WikiLeaks says it has more than 50,000 emails, and promises to release more.
The documents provide a window into the inner workings of the Clinton campaign, and shine a light on her troubling — and often conflicting — views on trade, the middle class and other topics.
Not surprisingly, the emails paint Mrs. Clinton as a candidate who will literally say whatever she can to get elected.
“If everybody’s watching, you know, all of the back-room discussions and the deals, you know, then people get a little nervous, to say the least,” Mrs. Clinton said in a speech in April 2013. “So you need both a public and a private position.”
While Mrs. Clinton has tried to craft a public persona as that of a populist, she admitted in a 2014 speech that the economic success she and her husband currently enjoy has left her private life “kind of far removed” from the struggles of the middle class.
Mrs. Clinton’s dueling positions can also be found in her support — and lack of support — for the Trans Pacific Partnership. While she called the deal the “gold standard” during her time as secretary of state, she has since come out publicly against it.
“I oppose it now, I’ll oppose it after the election, and I’ll oppose it as president,” Mrs. Clinton said in a speech earlier this year in Michigan.
But that viewpoint was in sharp contrast to her remarks in a 2013 speech, when she told a crowd that she dreamt of “a hemispheric common market, with open trade and open borders, some time in the future with energy that is as green and sustainable as we can get it, powering growth and opportunity for every person in the hemisphere.”
Mrs. Clinton equates paying attention to politics with watching “sausage being made.” She says politicians should have public and private positions because it protects the public from the “unsavory” parts of our democratic process. The trouble is, the hypocrisy that Mrs. Clinton regularly displays is a prime example of what makes politics so frustrating to many Americans.

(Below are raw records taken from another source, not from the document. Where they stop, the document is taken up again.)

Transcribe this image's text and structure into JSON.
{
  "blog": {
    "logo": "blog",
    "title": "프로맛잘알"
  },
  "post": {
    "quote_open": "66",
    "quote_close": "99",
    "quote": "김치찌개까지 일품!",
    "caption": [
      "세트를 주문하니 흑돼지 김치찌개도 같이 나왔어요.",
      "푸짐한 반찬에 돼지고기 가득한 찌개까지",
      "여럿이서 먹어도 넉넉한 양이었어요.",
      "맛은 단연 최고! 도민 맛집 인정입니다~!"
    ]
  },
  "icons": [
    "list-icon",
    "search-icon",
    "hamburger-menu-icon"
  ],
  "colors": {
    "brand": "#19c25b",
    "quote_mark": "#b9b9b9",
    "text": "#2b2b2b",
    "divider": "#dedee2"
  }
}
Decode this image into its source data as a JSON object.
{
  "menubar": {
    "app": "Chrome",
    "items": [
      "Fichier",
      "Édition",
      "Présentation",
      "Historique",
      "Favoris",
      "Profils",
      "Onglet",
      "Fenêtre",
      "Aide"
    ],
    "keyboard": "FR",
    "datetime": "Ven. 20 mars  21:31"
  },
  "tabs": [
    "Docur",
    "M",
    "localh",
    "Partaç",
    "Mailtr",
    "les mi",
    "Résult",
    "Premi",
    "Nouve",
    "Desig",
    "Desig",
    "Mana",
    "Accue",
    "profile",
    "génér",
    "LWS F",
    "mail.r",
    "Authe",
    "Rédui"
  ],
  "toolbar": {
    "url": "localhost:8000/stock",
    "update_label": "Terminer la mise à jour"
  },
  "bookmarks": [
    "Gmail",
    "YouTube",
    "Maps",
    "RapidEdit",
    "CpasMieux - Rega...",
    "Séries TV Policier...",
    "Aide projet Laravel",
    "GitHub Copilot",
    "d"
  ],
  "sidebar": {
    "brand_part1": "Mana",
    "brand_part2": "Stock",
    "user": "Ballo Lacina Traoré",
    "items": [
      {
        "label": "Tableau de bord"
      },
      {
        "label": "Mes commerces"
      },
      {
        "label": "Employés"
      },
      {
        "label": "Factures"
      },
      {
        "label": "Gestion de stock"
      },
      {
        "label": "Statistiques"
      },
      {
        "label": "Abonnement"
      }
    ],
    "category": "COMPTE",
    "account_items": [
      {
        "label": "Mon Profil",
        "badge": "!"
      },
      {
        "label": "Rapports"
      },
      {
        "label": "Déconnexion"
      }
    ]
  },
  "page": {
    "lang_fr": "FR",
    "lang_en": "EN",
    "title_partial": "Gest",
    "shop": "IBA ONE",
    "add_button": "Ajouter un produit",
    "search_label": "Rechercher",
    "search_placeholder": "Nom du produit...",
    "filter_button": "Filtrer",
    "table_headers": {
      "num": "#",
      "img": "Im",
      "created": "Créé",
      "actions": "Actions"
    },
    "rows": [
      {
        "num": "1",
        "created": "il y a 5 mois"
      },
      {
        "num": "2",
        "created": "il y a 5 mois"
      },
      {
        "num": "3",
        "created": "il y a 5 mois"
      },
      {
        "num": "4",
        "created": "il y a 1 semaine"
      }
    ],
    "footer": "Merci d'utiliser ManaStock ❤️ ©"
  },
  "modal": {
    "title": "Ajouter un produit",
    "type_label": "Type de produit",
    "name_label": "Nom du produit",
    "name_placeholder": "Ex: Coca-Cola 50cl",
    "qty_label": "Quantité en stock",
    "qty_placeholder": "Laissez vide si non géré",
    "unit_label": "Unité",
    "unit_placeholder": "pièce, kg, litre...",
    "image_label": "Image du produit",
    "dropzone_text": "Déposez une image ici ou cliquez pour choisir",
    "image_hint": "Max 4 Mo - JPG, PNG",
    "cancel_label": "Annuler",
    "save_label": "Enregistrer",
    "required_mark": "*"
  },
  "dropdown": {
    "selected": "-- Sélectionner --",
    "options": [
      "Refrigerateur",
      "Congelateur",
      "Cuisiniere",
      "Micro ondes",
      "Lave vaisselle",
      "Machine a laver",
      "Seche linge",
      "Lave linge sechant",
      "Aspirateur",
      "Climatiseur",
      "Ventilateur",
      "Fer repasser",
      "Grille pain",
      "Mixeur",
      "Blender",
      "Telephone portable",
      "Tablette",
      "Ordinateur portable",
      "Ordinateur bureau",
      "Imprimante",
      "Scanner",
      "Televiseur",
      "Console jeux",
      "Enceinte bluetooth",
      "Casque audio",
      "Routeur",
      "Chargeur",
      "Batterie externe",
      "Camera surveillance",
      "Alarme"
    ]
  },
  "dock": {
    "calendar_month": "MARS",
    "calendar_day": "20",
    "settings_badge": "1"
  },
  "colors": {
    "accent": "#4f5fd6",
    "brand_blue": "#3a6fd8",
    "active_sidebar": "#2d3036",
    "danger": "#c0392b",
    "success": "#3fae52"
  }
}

How do we know where Hillary Clinton’s private positions end and where her public positions begin? Given her penchant for prevarication, what should voters believe? What “private” positions will she eagerly jettison to curry favor with special interests? What “public” positions does she have no intention of honoring and are simply voter chum designed to attract support?
It all comes back to the same issue: Can anybody believe anything Hillary Clinton says about anything?